The Federals had the best of A. P. Hill's forces until midafternoon on the first day at Gettysburg, when, outflanked by Ewell, advancing from the north, they were driven to Cemetery Hill, south of the town. Meade on the recommendation of Winfield Scott Hancock abandoned his Pipe Creek plans and hurried up his whole force. On July 2, against the Union left, Longstreet led the main attack, which was not delivered until about 4 p.m.; the Army of the Potomac thus had time to consolidate its strong position. The Confederates took the Peach Orchard but were repulsed when they attempted to seize Round Top and Little Round Top, commanding eminences at the south end of Cemetery Ridge. On the Union right, Ewell carried Culp's Hill but was beaten off at Cemetery Hill.
Meade's counterattack on the morning of July 3 retook Culp's Hill. Lee ordered Longstreet to attack the Union center with George E. Pickett's division, supported by part of Hill's corps (about 15,000 men in all). After a bombardment of the Union position by the massed Confederate artillery, Pickett moved forward in his famous charge. In the face of terrific artillery and musket fire, the gallant Southerners reached and momentarily held the first Union line. But Pickett's support gave way, and Hancock drove him back with tremendous losses. Meanwhile Stuart's cavalry, in an attempt to get at the Union right and rear, was defeated by David M. Gregg. Both armies, exhausted, held their positions until the night of July 4, when Lee withdrew. High water in the Potomac delayed his crossing back to Virginia, but Meade did not attack him in force.
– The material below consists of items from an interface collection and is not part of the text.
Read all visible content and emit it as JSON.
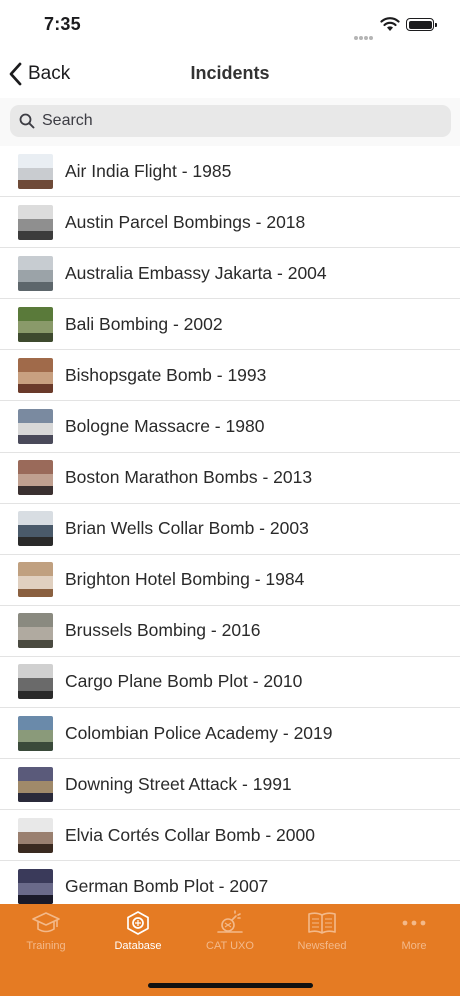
{
  "status": {
    "time": "7:35"
  },
  "nav": {
    "back_label": "Back",
    "title": "Incidents"
  },
  "search": {
    "placeholder": "Search"
  },
  "incidents": [
    {
      "label": "Air India Flight - 1985",
      "thumb_colors": [
        "#e9eef3",
        "#c9ccd0",
        "#6e4a38"
      ]
    },
    {
      "label": "Austin Parcel Bombings - 2018",
      "thumb_colors": [
        "#dcdcdc",
        "#8f8f8f",
        "#3c3c3c"
      ]
    },
    {
      "label": "Australia Embassy Jakarta - 2004",
      "thumb_colors": [
        "#c7ccd1",
        "#9ba3a8",
        "#5d666b"
      ]
    },
    {
      "label": "Bali Bombing - 2002",
      "thumb_colors": [
        "#5a7a3a",
        "#8a9a6a",
        "#3e4a2e"
      ]
    },
    {
      "label": "Bishopsgate Bomb - 1993",
      "thumb_colors": [
        "#a06a4a",
        "#c8a080",
        "#6a3a2a"
      ]
    },
    {
      "label": "Bologne Massacre - 1980",
      "thumb_colors": [
        "#7a8aa0",
        "#d8d8d8",
        "#4a4a5a"
      ]
    },
    {
      "label": "Boston Marathon Bombs - 2013",
      "thumb_colors": [
        "#9a6a5a",
        "#c0a090",
        "#3a3030"
      ]
    },
    {
      "label": "Brian Wells Collar Bomb - 2003",
      "thumb_colors": [
        "#d8dde2",
        "#4a5a6a",
        "#2a2a2a"
      ]
    },
    {
      "label": "Brighton Hotel Bombing - 1984",
      "thumb_colors": [
        "#c0a080",
        "#e0d0c0",
        "#8a6040"
      ]
    },
    {
      "label": "Brussels Bombing - 2016",
      "thumb_colors": [
        "#8a8a80",
        "#b0aaa0",
        "#4a4a40"
      ]
    },
    {
      "label": "Cargo Plane Bomb Plot - 2010",
      "thumb_colors": [
        "#d0d0d0",
        "#6a6a6a",
        "#2a2a2a"
      ]
    },
    {
      "label": "Colombian Police Academy - 2019",
      "thumb_colors": [
        "#6a8aaa",
        "#8a9a7a",
        "#3a4a3a"
      ]
    },
    {
      "label": "Downing Street Attack - 1991",
      "thumb_colors": [
        "#5a5a7a",
        "#a08a6a",
        "#2a2a3a"
      ]
    },
    {
      "label": "Elvia Cortés Collar Bomb - 2000",
      "thumb_colors": [
        "#e8e8e8",
        "#9a8070",
        "#3a2a20"
      ]
    },
    {
      "label": "German Bomb Plot - 2007",
      "thumb_colors": [
        "#3a3a5a",
        "#6a6a8a",
        "#1a1a2a"
      ]
    }
  ],
  "tabs": [
    {
      "label": "Training",
      "icon": "graduation-cap-icon",
      "active": false
    },
    {
      "label": "Database",
      "icon": "database-icon",
      "active": true
    },
    {
      "label": "CAT UXO",
      "icon": "explosion-icon",
      "active": false
    },
    {
      "label": "Newsfeed",
      "icon": "book-icon",
      "active": false
    },
    {
      "label": "More",
      "icon": "more-dots-icon",
      "active": false
    }
  ],
  "colors": {
    "accent": "#e57b23",
    "tab_inactive": "#f3b98a",
    "tab_active": "#ffffff"
  }
}
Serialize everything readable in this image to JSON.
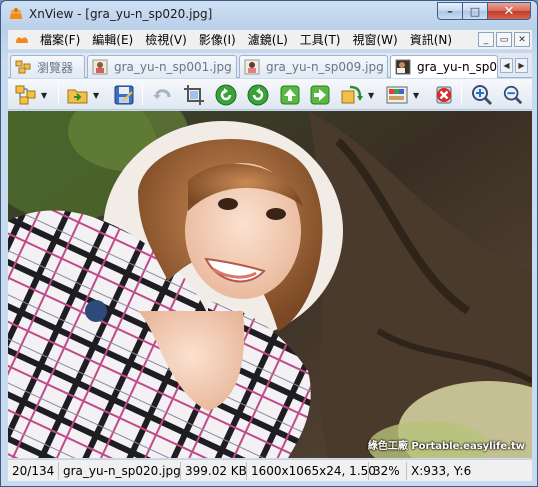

The Columbia Electronic Encyclopedia, 6th ed. Copyright © 2012, Columbia University Press. All rights reserved.